Record set ::
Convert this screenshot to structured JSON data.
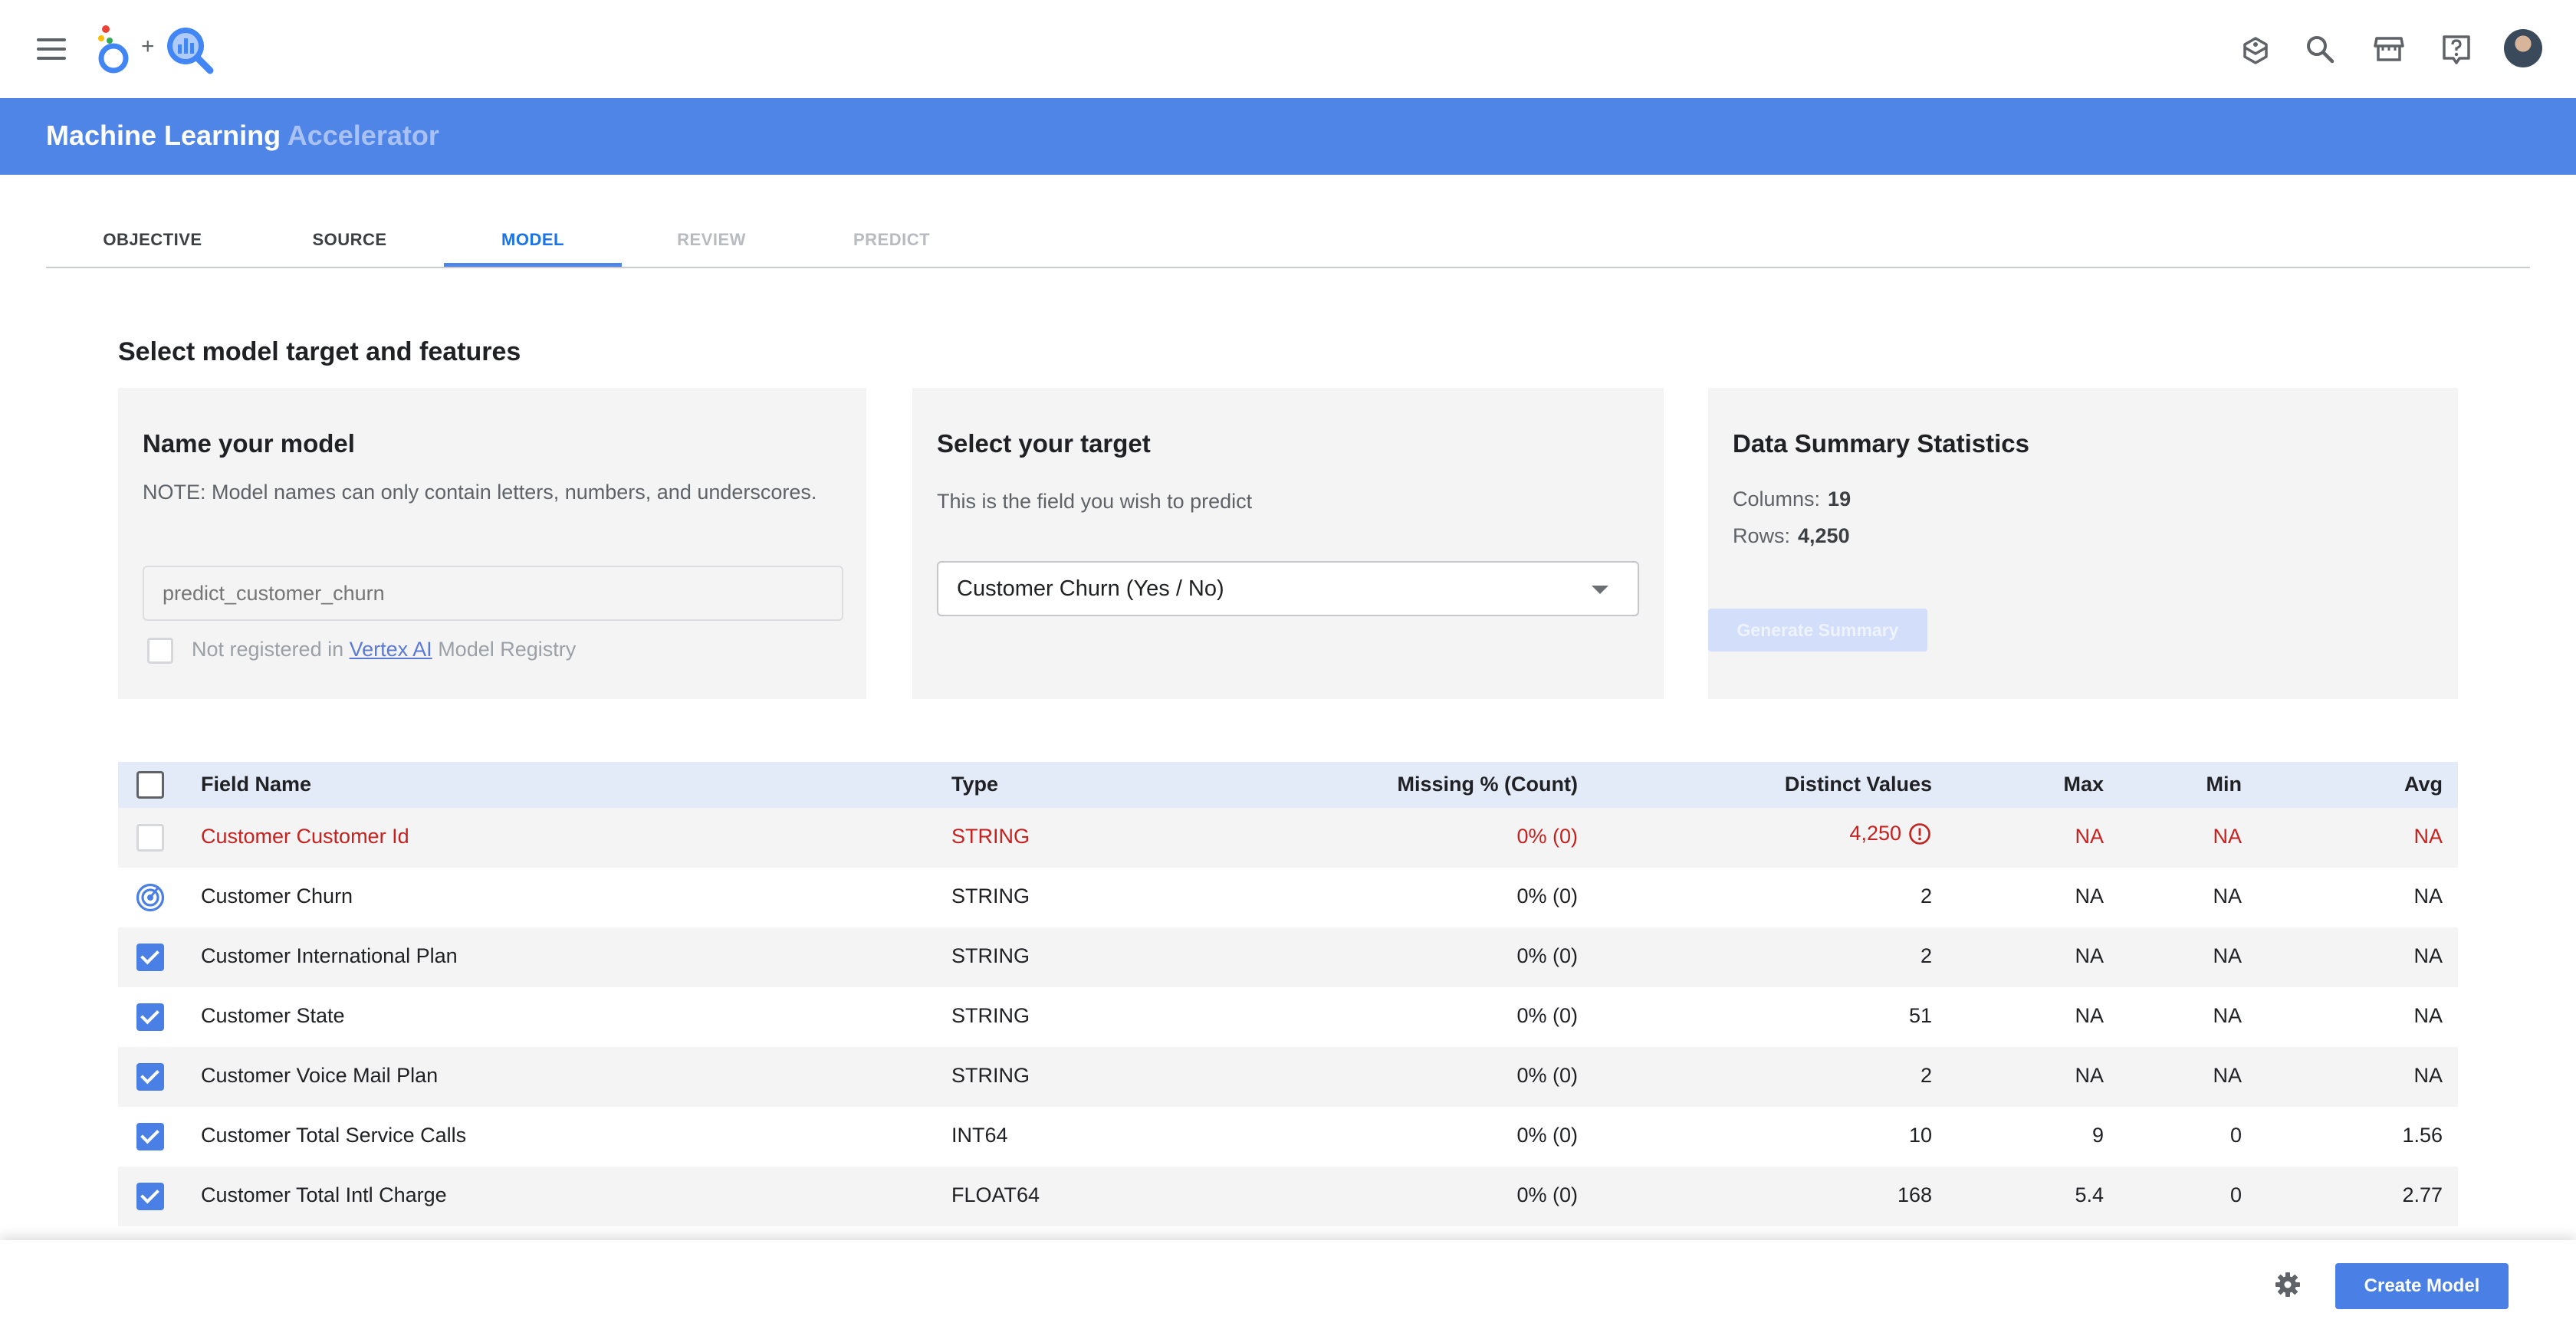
{
  "header": {
    "menu_icon": "hamburger-menu-icon",
    "logo_plus": "+",
    "icons": [
      "learn-icon",
      "search-icon",
      "marketplace-icon",
      "help-icon"
    ]
  },
  "banner": {
    "title_main": "Machine Learning",
    "title_accent": "Accelerator"
  },
  "tabs": [
    {
      "label": "OBJECTIVE",
      "state": "normal"
    },
    {
      "label": "SOURCE",
      "state": "normal"
    },
    {
      "label": "MODEL",
      "state": "active"
    },
    {
      "label": "REVIEW",
      "state": "disabled"
    },
    {
      "label": "PREDICT",
      "state": "disabled"
    }
  ],
  "section_title": "Select model target and features",
  "name_card": {
    "title": "Name your model",
    "note": "NOTE: Model names can only contain letters, numbers, and underscores.",
    "input_placeholder": "predict_customer_churn",
    "registry_prefix": "Not registered in ",
    "registry_link": "Vertex AI",
    "registry_suffix": " Model Registry"
  },
  "target_card": {
    "title": "Select your target",
    "subtitle": "This is the field you wish to predict",
    "selected": "Customer Churn (Yes / No)"
  },
  "stats_card": {
    "title": "Data Summary Statistics",
    "columns_label": "Columns:",
    "columns_value": "19",
    "rows_label": "Rows:",
    "rows_value": "4,250",
    "button": "Generate Summary"
  },
  "table": {
    "headers": {
      "field": "Field Name",
      "type": "Type",
      "missing": "Missing % (Count)",
      "distinct": "Distinct Values",
      "max": "Max",
      "min": "Min",
      "avg": "Avg"
    },
    "rows": [
      {
        "field": "Customer Customer Id",
        "type": "STRING",
        "missing": "0% (0)",
        "distinct": "4,250",
        "max": "NA",
        "min": "NA",
        "avg": "NA",
        "status": "error"
      },
      {
        "field": "Customer Churn",
        "type": "STRING",
        "missing": "0% (0)",
        "distinct": "2",
        "max": "NA",
        "min": "NA",
        "avg": "NA",
        "status": "target"
      },
      {
        "field": "Customer International Plan",
        "type": "STRING",
        "missing": "0% (0)",
        "distinct": "2",
        "max": "NA",
        "min": "NA",
        "avg": "NA",
        "status": "checked"
      },
      {
        "field": "Customer State",
        "type": "STRING",
        "missing": "0% (0)",
        "distinct": "51",
        "max": "NA",
        "min": "NA",
        "avg": "NA",
        "status": "checked"
      },
      {
        "field": "Customer Voice Mail Plan",
        "type": "STRING",
        "missing": "0% (0)",
        "distinct": "2",
        "max": "NA",
        "min": "NA",
        "avg": "NA",
        "status": "checked"
      },
      {
        "field": "Customer Total Service Calls",
        "type": "INT64",
        "missing": "0% (0)",
        "distinct": "10",
        "max": "9",
        "min": "0",
        "avg": "1.56",
        "status": "checked"
      },
      {
        "field": "Customer Total Intl Charge",
        "type": "FLOAT64",
        "missing": "0% (0)",
        "distinct": "168",
        "max": "5.4",
        "min": "0",
        "avg": "2.77",
        "status": "checked"
      }
    ]
  },
  "footer": {
    "settings_icon": "gear-icon",
    "create_button": "Create Model"
  },
  "colors": {
    "banner": "#5085e8",
    "accent": "#4a7fe6",
    "error": "#c5221f"
  }
}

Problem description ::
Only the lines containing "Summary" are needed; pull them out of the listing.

Result ::
    "title": "Data Summary Statistics",
    "button": "Generate Summary"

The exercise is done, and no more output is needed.